### Study material

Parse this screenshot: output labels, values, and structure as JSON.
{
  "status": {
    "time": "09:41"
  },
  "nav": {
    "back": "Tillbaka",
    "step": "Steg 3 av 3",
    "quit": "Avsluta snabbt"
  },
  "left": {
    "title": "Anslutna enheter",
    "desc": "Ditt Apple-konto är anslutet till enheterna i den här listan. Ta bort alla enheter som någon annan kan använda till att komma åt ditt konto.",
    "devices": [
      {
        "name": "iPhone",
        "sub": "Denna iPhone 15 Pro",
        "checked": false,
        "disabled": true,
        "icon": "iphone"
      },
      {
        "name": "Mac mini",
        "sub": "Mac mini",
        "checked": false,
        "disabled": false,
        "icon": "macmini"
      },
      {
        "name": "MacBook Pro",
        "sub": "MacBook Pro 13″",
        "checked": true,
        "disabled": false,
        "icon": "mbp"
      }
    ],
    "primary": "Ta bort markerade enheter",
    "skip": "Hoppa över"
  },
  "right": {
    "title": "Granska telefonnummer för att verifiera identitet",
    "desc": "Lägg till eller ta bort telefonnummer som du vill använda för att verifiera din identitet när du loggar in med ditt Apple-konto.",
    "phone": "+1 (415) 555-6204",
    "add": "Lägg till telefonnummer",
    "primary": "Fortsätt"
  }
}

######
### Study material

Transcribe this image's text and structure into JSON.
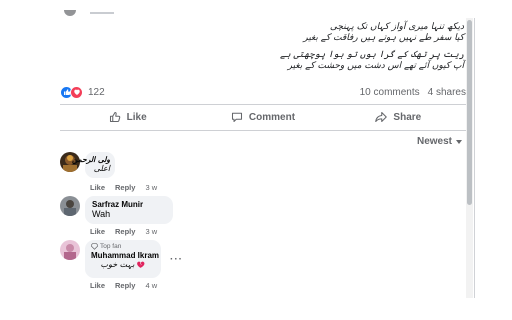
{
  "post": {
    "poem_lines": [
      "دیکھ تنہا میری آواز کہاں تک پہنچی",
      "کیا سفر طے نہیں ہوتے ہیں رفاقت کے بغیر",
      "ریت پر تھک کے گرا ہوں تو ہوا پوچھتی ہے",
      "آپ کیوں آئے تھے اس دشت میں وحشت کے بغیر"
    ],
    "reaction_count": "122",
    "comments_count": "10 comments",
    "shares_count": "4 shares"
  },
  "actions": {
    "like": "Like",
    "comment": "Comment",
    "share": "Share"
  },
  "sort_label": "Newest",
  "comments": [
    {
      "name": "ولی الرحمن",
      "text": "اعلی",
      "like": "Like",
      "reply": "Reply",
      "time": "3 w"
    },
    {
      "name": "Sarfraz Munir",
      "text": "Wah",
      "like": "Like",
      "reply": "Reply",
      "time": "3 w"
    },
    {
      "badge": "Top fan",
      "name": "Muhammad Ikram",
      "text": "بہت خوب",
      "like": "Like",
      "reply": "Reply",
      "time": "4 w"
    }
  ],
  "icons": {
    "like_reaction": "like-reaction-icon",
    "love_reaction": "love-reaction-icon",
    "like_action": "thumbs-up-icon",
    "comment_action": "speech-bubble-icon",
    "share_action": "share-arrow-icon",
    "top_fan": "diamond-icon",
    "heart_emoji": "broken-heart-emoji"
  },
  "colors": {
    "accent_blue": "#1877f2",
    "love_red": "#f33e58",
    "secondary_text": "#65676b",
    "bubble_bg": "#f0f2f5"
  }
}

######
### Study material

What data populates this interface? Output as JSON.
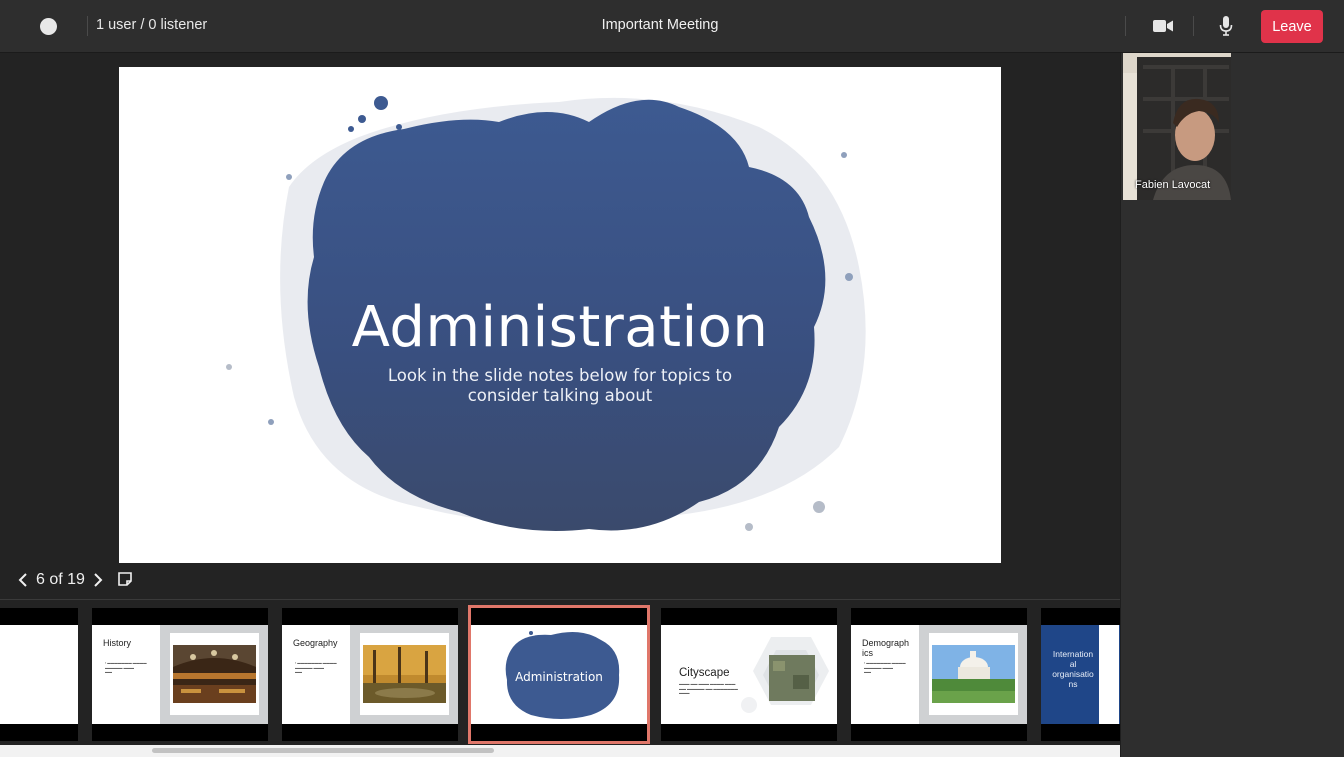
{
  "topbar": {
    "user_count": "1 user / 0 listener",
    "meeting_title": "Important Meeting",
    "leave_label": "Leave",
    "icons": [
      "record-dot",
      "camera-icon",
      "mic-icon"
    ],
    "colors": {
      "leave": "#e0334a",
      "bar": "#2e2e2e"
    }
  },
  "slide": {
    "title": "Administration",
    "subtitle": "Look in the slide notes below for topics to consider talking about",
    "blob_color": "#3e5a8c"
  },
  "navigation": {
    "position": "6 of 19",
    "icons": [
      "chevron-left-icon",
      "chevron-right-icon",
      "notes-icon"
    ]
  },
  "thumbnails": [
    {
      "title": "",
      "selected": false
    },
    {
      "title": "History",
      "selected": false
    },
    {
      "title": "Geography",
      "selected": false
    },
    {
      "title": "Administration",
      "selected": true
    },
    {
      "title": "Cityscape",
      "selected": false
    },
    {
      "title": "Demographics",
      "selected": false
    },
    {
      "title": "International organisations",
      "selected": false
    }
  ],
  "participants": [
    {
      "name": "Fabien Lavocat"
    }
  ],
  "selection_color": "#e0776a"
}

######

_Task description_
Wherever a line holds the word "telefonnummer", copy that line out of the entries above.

_Result for this exercise_
    "title": "Granska telefonnummer för att verifiera identitet",
    "desc": "Lägg till eller ta bort telefonnummer som du vill använda för att verifiera din identitet när du loggar in med ditt Apple-konto.",
    "add": "Lägg till telefonnummer",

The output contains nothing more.